Category Archives: community

Oakland Cat Video Festival


On May 10, 2014, an estimated 6,000 people gathered at the Great Wall of Oakland to explore the low-art form of internet cat videos in community. Last year during the festival, a resident stepped out on his balcony and serenaded the crowd with a sincere, haunting rendition of “Memory” on his sax. Maybe it’s our toxoplasmosis talking, but we loved it. All proceeds from this kitty wonderland benefit the East Bay SPCA.

Stop Telling Women to Smile project


Formerly wheatpasted to a freeway overpass where Martin Luther King Blvd. feeds onto Route 24. Sadly already painted over.

But you can check out Brooklyn artist Tatyana Fazlalizadeh’s awesome portrait project addressing gender-based street harassment at her site:

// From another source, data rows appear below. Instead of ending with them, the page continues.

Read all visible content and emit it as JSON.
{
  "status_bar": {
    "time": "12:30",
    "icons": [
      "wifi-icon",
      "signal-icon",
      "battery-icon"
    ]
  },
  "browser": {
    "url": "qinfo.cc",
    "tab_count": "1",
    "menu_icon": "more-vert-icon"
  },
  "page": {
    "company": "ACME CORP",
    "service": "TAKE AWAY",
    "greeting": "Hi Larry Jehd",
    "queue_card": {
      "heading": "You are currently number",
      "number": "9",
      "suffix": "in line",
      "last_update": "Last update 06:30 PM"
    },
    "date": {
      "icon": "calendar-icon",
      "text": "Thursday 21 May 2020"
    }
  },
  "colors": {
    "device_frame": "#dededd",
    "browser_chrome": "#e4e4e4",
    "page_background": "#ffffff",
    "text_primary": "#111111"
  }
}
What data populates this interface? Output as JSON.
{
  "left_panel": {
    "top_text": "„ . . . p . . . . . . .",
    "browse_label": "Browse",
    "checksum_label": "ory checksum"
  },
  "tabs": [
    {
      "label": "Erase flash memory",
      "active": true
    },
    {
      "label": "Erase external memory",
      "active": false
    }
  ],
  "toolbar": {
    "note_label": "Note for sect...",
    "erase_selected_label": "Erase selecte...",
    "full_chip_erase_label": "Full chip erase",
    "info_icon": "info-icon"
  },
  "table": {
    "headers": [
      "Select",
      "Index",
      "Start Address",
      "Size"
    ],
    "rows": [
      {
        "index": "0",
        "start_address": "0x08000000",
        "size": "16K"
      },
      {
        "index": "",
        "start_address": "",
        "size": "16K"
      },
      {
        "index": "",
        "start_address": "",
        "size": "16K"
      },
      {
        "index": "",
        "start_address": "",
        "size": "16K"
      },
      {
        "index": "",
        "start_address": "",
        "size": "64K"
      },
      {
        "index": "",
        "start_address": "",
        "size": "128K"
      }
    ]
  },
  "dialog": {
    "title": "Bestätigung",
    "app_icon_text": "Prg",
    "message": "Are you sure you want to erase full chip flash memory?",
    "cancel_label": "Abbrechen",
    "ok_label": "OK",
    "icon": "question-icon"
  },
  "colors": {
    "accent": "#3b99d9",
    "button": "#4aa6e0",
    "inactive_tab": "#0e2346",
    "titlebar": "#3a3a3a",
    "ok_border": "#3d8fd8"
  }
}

And this Bust article:

Oakland Urban Paths


Oakland Urban Paths is a group dedicated to preserving the hidden pathways and secret stairways tucked into the hills all over Oakland that were once part of Oakland’s Key Route public transportation system.  These walkers, planners, historians and fundraisers are working to preserve Oakland’s heritage through a variety of activities in partnership with Walk Oakland Bike Oakland (WOBO) and the City of Oakland.  Come join them on the second Saturday of every month for one of their docent-led group walks that explores the history of Oakland.

Phat Beets!

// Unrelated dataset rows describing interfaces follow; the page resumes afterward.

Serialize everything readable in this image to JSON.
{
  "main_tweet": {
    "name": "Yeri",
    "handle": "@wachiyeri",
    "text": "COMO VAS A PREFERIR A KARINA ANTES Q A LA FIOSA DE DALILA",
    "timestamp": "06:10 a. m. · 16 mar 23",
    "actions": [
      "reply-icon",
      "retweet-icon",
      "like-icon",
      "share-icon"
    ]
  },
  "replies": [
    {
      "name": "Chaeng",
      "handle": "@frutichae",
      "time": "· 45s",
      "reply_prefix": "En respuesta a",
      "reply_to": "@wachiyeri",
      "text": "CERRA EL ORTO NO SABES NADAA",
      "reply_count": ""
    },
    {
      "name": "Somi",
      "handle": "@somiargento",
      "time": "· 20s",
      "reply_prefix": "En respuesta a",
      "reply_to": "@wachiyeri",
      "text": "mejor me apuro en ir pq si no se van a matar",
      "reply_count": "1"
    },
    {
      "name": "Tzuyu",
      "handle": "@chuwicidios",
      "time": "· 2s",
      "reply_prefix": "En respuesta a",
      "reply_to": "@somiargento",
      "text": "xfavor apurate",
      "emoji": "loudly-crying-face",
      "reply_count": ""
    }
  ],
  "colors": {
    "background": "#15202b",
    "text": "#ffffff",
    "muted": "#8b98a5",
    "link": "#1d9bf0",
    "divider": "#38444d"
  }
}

Phat Beets is a volunteer-based collective working to cultivate a more equitable food system in the North Oakland flats. They offer CSA boxes with food from urban micro-farms, a Saturday farmers’ market, Food n’ Justice workshops, youth empowerment programs and much, much more.

Check them out at :

Morcom Rose Garden


A gorgeous, wheelchair accessible garden tucked just a block off Grand Avenue, this formal beauty is a riot of color and fragrance when in bloom. April and early May are excellent times to catch the roses in their full glory. Oakland Mayor Frank Morcom planted the first rose here in 1933, and today the garden is tended by tie-dye-sporting volunteers called the Dedicated Deadheaders: